He was a talented writer, publishing a number of books besides his Cree Hymnal, including the Life of Bishop Sullivan, Canada at War, Wednesday Morning, (which was a selection of his editorials for the Globe and Mail), For such a Time as This, (which was a collection of his sermons), and One Day at a Time, (his autobiography). Starting in 1937, he wrote a popular newspaper column in the Globe and Mail which he continued until his death in 1957. As a result of his weekly column and his work as a priest and bishop, he was held in high regard by Anglicans in Ontario for his spiritual leadership. In September of 1941 he travelled to London, England as one of a number of Canadian journalists and writers, in his case representing the Globe and Mail, as a guest of the British Council.
He left a legacy with his writings and books and also in the honours which were bestowed on him as a result of his life’s work. In 1959, the newly formed Anglican College in Waterloo, Ontario, Renison College, which would become later become affiliated with the University of Waterloo, was named in his honour. The Renison family remained in close contact with the college, with Archbishop Renison’s widow, Elizabeth, often being present for College events in early years. His son, George Everett Bristol Renison, a World War II hero and the founder and chairman of W.H. Smith Canada, served as Chancellor of Renison University College from 1986-1992, and as Chancellor Emeritus until his death in 1998.

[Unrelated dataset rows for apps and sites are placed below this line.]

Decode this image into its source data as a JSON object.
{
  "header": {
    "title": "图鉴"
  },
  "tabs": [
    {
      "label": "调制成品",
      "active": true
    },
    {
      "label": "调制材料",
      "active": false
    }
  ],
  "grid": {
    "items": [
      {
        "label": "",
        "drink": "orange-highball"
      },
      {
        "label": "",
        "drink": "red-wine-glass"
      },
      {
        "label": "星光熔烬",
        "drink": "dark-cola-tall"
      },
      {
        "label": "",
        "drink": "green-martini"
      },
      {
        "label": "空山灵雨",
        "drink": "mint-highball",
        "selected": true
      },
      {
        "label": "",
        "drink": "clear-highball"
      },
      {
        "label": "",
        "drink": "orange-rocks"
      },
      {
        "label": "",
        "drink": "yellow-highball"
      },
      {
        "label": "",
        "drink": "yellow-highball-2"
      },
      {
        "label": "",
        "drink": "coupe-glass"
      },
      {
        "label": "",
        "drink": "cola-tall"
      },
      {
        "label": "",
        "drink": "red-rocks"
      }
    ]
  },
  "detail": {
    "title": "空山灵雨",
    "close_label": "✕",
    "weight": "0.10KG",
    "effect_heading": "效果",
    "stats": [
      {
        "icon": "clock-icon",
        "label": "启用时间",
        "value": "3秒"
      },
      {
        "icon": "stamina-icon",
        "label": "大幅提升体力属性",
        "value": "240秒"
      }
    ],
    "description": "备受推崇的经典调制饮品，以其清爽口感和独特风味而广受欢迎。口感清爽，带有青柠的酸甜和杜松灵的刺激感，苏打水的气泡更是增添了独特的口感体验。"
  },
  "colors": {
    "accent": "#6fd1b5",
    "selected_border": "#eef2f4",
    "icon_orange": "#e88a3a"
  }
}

The Most Reverend Robert John Renison (1875-1957) fonds contains newspaper clippings collected by Bishop Renison (and later by his wife) about him or written by either himself or his wife. It also contains drafts of his writings, diaries, letters from him and to him and his wife, drafts and notes from his sermons, speeches by him or his wife, photographs and negatives including many from newspapers, his books with his notes (many in Cree), official documents and certificates and objects including academic robes and priest stoles as well as his war medals.